# WHAT NEEDS TO BE DONE:
In the entries that follow, find the word "count" and report each line it is on.

# AVAILABLE DATA:

* * *

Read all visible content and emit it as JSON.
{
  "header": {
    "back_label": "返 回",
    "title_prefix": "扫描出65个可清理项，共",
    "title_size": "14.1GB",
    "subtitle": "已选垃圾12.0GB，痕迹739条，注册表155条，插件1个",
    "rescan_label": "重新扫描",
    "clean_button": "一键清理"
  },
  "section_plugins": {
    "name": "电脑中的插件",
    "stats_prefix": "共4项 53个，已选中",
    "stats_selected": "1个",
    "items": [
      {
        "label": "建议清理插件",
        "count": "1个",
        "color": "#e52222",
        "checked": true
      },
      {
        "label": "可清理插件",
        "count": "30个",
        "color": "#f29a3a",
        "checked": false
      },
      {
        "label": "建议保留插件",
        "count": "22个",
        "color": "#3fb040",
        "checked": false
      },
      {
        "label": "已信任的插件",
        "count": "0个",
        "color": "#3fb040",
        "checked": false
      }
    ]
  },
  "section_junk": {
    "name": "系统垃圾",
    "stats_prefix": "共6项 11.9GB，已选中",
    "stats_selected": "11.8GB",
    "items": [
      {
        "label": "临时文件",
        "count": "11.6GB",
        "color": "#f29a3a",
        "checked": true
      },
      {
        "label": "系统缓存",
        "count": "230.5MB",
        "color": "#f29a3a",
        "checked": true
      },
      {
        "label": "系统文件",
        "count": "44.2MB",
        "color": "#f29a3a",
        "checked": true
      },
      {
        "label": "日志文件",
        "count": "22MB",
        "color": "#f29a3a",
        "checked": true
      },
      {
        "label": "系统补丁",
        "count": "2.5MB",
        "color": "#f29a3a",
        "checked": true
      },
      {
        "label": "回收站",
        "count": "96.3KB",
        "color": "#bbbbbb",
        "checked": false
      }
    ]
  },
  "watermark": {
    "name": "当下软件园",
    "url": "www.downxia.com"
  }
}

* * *

# WRITTEN RESPONSE:
        "count": "1个",
        "count": "30个",
        "count": "22个",
        "count": "0个",
        "count": "11.6GB",
        "count": "230.5MB",
        "count": "44.2MB",
        "count": "22MB",
        "count": "2.5MB",
        "count": "96.3KB",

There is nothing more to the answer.